------ Records to process

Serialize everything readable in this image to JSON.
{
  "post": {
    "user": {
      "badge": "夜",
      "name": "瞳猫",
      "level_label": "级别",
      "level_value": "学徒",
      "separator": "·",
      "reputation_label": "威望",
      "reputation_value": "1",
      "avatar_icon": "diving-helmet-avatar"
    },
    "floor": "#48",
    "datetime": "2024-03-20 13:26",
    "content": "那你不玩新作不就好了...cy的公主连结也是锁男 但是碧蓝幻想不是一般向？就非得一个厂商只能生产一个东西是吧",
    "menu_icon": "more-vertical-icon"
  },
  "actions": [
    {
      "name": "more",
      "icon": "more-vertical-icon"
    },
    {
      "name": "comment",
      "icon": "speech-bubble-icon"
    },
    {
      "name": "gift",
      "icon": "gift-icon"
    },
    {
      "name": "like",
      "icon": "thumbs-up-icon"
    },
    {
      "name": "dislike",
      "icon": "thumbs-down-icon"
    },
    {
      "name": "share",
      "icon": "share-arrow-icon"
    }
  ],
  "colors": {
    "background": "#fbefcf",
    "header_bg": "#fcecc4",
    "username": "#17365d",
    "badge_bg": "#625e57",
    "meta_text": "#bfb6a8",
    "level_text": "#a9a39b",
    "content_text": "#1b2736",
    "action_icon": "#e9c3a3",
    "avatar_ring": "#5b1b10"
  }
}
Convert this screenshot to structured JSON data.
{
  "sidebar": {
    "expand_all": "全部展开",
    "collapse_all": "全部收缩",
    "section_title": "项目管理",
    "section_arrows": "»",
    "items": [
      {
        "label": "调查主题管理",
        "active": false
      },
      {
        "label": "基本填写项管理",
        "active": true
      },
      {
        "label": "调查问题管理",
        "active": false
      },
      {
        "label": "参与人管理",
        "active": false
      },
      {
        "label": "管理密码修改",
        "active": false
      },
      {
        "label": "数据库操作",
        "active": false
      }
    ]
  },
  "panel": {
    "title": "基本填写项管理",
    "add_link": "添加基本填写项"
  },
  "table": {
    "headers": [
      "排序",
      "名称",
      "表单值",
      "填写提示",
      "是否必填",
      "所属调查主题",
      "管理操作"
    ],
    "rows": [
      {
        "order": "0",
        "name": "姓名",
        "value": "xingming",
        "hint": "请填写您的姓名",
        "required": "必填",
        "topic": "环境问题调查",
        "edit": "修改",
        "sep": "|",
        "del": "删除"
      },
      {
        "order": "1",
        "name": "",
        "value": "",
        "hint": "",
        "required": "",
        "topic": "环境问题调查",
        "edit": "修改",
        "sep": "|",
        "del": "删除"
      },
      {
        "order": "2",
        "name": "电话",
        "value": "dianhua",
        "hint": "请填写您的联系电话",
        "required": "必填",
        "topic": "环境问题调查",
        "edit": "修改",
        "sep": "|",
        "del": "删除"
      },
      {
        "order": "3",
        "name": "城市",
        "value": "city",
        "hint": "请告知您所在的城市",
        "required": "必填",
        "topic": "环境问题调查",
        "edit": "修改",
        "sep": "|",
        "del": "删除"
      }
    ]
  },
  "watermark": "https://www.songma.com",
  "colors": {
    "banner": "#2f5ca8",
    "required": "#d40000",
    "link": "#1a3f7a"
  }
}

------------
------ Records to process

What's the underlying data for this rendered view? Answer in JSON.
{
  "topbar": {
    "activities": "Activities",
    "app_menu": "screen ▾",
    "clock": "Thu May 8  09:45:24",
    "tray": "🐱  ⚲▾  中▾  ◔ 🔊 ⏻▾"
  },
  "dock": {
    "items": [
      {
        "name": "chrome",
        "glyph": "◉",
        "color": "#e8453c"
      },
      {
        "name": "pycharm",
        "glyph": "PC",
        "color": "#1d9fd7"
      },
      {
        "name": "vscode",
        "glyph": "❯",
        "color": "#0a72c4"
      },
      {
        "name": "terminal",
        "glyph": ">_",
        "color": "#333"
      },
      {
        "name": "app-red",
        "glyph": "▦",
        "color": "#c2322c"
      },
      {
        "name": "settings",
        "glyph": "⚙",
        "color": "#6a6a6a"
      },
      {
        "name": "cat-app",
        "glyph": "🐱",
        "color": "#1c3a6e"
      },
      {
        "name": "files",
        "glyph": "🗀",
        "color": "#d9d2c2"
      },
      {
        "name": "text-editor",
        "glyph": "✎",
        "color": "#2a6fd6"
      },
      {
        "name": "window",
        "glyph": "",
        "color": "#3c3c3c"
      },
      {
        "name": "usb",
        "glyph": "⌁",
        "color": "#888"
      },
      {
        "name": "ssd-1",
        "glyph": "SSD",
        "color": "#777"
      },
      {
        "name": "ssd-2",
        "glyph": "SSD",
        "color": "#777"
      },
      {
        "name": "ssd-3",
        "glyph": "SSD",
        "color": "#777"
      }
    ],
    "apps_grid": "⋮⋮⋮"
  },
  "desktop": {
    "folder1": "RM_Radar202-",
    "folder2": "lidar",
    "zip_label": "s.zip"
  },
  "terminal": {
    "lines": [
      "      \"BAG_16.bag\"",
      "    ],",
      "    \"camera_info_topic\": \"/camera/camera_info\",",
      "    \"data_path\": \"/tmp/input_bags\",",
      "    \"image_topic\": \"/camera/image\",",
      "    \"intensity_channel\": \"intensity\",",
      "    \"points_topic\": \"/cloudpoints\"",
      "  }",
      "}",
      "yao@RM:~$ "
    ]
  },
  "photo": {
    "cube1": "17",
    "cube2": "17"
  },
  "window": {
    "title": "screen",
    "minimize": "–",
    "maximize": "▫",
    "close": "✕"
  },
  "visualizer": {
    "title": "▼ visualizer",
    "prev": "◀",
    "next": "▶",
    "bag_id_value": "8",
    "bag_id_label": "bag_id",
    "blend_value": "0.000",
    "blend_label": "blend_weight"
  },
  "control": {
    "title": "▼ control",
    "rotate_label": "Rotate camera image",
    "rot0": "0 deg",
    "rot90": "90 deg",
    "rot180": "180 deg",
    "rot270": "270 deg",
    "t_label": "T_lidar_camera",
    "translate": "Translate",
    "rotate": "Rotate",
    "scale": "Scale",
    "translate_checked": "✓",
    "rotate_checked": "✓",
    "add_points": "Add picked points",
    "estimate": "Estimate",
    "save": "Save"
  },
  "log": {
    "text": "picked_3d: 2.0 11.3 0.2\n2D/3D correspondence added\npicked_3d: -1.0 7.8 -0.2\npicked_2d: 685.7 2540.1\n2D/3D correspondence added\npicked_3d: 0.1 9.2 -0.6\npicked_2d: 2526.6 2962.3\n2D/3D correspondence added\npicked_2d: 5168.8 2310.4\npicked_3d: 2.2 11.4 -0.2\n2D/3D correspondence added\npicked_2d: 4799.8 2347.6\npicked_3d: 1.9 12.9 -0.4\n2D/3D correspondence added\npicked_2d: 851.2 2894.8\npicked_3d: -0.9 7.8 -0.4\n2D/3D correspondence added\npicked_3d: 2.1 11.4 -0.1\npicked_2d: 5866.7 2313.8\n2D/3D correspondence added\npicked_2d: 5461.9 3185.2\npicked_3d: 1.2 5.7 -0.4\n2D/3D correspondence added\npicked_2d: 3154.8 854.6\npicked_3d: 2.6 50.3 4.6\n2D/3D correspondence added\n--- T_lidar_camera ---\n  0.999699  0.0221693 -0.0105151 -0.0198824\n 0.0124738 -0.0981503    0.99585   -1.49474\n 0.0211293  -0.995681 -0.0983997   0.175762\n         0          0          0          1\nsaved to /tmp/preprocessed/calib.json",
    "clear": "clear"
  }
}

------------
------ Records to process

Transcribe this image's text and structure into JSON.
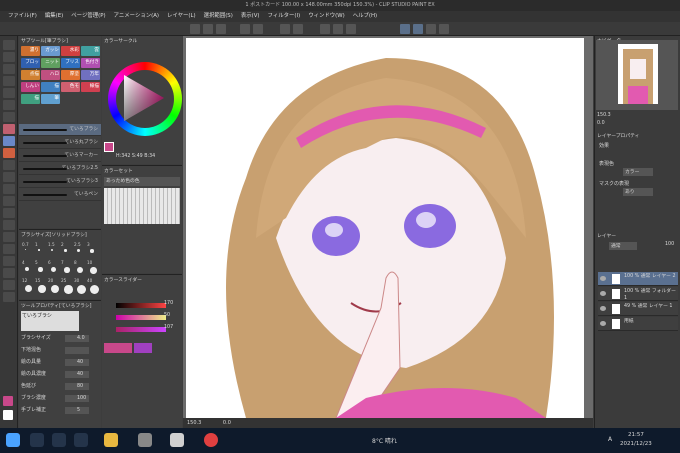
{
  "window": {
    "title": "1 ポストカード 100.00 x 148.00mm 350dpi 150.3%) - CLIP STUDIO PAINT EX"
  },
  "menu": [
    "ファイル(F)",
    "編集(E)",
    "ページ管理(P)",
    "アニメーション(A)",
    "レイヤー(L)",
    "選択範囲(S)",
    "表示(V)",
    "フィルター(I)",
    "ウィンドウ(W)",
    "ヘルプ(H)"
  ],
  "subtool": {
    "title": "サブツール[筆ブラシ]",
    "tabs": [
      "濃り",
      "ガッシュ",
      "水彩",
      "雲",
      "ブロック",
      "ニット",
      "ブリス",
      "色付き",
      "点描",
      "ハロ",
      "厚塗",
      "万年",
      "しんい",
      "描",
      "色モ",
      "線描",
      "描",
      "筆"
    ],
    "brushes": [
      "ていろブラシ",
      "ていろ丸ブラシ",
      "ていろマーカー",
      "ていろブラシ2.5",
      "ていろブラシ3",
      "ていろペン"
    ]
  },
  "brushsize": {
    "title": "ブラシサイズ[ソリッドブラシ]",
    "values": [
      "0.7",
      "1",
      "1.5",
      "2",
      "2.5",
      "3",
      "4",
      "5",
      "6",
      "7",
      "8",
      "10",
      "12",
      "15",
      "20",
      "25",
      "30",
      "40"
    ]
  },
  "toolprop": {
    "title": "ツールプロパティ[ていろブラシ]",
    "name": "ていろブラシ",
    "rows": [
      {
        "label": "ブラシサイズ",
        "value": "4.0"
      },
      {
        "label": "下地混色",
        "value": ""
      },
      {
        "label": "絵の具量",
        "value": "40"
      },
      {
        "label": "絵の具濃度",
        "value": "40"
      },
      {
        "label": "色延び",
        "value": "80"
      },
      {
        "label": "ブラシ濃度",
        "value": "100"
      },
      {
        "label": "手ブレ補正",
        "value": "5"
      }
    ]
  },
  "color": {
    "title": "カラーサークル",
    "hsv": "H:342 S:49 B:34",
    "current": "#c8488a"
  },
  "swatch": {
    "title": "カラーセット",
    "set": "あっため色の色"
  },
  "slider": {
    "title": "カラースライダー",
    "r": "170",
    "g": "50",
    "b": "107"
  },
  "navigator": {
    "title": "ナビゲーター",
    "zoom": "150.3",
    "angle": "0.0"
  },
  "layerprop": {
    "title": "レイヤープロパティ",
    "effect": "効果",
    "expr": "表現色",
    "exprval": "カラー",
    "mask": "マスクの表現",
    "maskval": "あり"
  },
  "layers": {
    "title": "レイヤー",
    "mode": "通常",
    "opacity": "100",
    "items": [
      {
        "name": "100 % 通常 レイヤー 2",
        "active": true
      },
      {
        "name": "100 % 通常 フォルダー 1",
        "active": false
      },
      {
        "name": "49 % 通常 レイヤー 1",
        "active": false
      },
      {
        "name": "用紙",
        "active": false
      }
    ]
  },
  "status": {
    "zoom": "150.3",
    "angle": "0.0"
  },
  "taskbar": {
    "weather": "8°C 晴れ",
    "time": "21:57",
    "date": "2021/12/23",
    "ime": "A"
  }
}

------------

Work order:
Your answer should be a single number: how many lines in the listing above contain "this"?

Exercise solution:
4